■ **Exercise**:
Please show every line in the entries below that includes the word "JSON".

===== Source material =====

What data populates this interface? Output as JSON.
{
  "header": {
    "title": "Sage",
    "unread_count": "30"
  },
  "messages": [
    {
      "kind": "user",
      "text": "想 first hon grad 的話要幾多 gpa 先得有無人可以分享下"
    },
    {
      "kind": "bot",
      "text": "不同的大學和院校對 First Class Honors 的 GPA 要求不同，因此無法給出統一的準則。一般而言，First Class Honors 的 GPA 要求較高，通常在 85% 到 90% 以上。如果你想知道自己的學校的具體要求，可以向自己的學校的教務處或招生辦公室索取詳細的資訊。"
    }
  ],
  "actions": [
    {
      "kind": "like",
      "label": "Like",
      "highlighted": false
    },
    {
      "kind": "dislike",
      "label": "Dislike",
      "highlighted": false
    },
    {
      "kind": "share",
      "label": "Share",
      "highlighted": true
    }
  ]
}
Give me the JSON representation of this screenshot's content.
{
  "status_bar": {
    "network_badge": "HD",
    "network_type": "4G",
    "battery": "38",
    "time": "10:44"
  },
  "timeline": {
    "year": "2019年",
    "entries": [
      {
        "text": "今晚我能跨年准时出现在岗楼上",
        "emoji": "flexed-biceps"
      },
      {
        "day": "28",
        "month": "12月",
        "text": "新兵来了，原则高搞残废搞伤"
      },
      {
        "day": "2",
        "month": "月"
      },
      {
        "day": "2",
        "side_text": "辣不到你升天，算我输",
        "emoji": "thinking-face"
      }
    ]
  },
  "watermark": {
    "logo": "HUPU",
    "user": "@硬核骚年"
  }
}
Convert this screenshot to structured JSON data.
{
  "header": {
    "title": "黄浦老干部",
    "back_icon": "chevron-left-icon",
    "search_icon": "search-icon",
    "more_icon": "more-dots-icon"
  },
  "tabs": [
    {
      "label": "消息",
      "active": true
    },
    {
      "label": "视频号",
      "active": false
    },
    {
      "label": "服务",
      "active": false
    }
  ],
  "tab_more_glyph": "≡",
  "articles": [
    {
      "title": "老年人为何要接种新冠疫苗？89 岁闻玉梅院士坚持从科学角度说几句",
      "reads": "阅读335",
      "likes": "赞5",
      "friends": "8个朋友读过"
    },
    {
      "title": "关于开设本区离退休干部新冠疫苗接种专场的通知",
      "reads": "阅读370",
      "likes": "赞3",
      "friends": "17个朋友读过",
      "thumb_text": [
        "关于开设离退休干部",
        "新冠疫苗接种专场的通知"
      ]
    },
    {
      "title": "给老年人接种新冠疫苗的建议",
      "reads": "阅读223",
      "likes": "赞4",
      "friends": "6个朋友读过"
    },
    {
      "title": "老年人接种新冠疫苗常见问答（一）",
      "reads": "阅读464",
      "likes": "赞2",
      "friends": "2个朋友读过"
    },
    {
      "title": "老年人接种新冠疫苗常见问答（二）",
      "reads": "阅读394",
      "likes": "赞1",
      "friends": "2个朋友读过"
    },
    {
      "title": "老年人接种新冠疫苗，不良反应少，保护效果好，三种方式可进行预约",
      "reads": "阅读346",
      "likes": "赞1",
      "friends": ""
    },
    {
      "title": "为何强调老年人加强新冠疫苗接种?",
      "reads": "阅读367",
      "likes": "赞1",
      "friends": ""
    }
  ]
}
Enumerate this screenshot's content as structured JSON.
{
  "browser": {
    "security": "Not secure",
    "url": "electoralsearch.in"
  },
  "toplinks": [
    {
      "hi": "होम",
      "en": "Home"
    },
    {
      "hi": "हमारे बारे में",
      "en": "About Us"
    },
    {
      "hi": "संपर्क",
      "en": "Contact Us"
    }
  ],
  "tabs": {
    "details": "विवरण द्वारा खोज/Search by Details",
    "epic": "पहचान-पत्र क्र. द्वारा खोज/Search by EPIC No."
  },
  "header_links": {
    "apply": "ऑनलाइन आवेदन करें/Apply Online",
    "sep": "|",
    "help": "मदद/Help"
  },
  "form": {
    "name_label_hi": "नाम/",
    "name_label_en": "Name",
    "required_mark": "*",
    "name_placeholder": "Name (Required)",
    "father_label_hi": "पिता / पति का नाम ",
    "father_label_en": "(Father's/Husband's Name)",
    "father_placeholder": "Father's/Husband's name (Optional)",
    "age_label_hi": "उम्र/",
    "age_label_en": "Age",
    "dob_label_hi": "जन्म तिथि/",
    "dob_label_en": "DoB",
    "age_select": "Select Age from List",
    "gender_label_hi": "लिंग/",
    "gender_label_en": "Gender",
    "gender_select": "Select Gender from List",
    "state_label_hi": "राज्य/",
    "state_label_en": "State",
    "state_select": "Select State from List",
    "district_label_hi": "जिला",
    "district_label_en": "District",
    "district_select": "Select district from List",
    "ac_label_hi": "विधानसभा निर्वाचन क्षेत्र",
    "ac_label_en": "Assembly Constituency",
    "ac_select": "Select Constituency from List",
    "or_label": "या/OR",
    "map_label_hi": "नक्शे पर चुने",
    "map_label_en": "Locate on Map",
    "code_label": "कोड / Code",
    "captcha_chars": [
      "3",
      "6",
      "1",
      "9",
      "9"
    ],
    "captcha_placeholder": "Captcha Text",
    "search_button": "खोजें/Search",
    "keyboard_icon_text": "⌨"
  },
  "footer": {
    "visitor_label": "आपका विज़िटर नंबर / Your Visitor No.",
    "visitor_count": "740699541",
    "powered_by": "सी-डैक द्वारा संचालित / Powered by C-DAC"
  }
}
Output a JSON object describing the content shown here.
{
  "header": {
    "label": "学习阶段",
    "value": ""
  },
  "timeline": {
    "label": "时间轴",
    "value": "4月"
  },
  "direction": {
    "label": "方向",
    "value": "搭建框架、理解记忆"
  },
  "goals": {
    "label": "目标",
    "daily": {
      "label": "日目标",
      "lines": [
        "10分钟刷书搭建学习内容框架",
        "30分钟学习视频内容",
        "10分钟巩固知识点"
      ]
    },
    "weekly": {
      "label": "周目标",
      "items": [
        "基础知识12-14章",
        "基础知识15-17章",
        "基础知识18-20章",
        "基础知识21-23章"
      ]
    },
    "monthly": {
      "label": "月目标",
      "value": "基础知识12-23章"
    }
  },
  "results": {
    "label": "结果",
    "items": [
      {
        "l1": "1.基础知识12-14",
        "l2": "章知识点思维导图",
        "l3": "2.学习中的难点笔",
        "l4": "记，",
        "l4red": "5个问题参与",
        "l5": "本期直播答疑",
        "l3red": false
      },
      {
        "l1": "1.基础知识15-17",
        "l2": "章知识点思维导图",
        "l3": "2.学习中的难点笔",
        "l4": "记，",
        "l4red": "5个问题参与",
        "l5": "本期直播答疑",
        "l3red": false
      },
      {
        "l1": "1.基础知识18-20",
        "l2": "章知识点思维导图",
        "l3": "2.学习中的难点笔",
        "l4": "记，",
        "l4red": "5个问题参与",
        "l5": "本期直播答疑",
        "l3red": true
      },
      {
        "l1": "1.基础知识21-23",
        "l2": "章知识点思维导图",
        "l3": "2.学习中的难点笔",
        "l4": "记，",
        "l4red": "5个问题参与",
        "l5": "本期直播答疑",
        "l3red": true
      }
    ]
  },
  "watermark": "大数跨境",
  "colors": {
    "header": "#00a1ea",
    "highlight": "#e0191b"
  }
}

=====

■ **Completed exercise**:
What data populates this interface? Output as JSON.
Give me the JSON representation of this screenshot's content.
Convert this screenshot to structured JSON data.
Enumerate this screenshot's content as structured JSON.
Output a JSON object describing the content shown here.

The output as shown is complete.